The full data must be written out exactly, with every line included.

Segment Open

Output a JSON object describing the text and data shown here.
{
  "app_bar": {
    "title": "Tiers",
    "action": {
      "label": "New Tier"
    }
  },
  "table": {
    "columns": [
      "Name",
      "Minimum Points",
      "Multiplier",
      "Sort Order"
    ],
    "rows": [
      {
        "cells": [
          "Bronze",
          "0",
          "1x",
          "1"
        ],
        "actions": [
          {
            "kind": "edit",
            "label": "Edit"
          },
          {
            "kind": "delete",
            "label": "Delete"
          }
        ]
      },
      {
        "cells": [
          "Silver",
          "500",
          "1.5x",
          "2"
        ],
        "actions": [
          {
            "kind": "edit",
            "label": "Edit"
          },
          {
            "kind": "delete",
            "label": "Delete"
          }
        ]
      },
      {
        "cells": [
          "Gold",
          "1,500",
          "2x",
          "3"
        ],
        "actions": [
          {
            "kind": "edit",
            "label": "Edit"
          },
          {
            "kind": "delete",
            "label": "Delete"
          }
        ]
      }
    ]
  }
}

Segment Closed

Task response
Output a JSON object describing the text and data shown here.
{
  "app_bar": {
    "title": "Tiers",
    "action": {
      "label": "New Tier"
    }
  },
  "table": {
    "columns": [
      "Name",
      "Minimum Points",
      "Multiplier",
      "Sort Order"
    ],
    "rows": [
      {
        "cells": [
          "Bronze",
          "0",
          "1x",
          "1"
        ],
        "actions": [
          {
            "kind": "edit",
            "label": "Edit"
          },
          {
            "kind": "delete",
            "label": "Delete"
          }
        ]
      },
      {
        "cells": [
          "Silver",
          "500",
          "1.5x",
          "2"
        ],
        "actions": [
          {
            "kind": "edit",
            "label": "Edit"
          },
          {
            "kind": "delete",
            "label": "Delete"
          }
        ]
      },
      {
        "cells": [
          "Gold",
          "1,500",
          "2x",
          "3"
        ],
        "actions": [
          {
            "kind": "edit",
            "label": "Edit"
          },
          {
            "kind": "delete",
            "label": "Delete"
          }
        ]
      }
    ]
  }
}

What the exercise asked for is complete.